Inspired by the evolving use of concrete in structural forms, particularly architect Rudolph M. Schindler’s use of concrete for housing units in La Jolla, San Diego, as well as how it was incorporated into La Jolla’s Salk Institute building, Zachary Alan Smith proposed a concept in his thesis, “High-Performance Concrete in Architecture,” to use the material to build contemporary structures with multiple functions. A senior at NewSchool of Architecture and Design, he based the form of the design on the Namibian Desert Beetle as its ribs and rigid shell serve two distinct yet critical functions. First, they serve as a strong shelter for the beetle, and second, they form a water collection system to condense fog and channel the resulting water into the beetle’s mouth. In his thesis, Smith used 3D digital design and applied the design proposal to three different scenarios.

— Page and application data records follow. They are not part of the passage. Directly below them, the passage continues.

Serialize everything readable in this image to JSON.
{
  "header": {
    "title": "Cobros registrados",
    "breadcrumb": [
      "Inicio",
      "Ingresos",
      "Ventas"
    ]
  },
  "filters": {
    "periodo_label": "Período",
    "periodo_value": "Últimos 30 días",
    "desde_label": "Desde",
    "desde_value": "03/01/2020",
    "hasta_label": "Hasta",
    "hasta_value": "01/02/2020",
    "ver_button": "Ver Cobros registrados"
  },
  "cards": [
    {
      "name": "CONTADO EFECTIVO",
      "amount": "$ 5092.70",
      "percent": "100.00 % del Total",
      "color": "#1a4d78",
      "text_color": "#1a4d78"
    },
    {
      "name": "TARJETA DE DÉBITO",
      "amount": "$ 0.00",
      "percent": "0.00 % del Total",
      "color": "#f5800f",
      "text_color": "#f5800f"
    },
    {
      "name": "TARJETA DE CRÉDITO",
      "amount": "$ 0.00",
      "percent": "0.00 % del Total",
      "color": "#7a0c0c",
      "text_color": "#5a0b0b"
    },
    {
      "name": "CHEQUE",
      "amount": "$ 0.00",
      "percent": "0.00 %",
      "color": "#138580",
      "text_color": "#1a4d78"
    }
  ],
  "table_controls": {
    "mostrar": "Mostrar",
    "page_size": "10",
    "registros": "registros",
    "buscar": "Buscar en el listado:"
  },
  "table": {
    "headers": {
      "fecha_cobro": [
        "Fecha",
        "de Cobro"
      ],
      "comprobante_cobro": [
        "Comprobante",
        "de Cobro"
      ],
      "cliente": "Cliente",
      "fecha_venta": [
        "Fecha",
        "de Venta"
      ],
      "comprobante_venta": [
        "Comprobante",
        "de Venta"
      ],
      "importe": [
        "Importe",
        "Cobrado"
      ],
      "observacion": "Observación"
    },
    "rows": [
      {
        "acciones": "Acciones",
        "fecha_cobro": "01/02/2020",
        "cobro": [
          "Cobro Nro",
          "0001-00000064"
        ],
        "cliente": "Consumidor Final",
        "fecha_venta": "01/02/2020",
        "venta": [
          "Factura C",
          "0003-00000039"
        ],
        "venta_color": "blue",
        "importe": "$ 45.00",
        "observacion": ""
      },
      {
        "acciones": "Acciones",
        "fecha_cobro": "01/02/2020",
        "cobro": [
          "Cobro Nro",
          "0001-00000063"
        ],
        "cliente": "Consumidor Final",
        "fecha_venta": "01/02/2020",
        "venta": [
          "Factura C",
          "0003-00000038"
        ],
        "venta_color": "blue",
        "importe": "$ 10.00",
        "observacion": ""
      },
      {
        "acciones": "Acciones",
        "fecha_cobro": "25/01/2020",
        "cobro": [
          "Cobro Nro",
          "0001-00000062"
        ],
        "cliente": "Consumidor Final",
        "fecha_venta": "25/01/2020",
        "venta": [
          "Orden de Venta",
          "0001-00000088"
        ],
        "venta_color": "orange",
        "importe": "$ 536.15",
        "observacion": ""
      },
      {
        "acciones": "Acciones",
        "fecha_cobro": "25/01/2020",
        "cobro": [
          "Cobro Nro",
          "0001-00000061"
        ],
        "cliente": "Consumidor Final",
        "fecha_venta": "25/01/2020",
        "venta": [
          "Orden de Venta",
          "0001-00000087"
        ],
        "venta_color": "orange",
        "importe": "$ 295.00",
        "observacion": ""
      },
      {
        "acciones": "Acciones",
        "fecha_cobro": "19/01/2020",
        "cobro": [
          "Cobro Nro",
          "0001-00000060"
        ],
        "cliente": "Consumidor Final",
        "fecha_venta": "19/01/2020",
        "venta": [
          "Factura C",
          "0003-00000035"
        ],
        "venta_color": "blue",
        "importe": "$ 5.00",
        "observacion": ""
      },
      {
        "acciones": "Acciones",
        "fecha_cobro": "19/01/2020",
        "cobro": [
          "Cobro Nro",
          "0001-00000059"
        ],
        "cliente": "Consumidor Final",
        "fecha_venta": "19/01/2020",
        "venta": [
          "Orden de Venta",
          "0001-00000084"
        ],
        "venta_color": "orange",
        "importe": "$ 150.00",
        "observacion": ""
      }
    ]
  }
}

According to Smith’s thesis, a curved form can be pixilated into several rigid polygonal plates and connected with a flexible membrane to generate complex molds, similar to the way 3D modeling programs break down complex curvature into polygonal meshes for accuracy and flexibility. By using Glass Fiber Reinforced concrete, the molds would be thin, and therefore extremely flexible. “From an efficiency standpoint, the system of curves and deep surface pleats can increase the overall performance of the structure without the need to increase its overall thickness,” said Smith. He further notes that a system achieves greater environmental responsibility when it is able to utilize less material to attain an equivalent or superior design.

The case studies discussed in Smith’s thesis were housing pods in Oxnard, Calif., that could be used by migrant farm workers during the farming season and tourists during the remainder of the year; using the system to place a pavilion near a water treatment plant in Chicago to collect rainwater; and lastly, provide customized solutions for homes collecting water run-off in suburban areas for slow-drip irrigation.

In a follow-up discussion with Smith, he noted that there was also a wide range of possible applications in smaller architectural scales for his system, such as 3D-digitally designed furniture, architectural facades, and wall panels. “Really, the opportunities are limitless where one can envision the design, create the 3D digital model, and construct a mold to support production,” stated Smith. In fact, Smith is currently working with Mark Rogero at Concreteworks in Oakland, Calif., in processing a few smaller projects implementing 3D digital design explored in his thesis.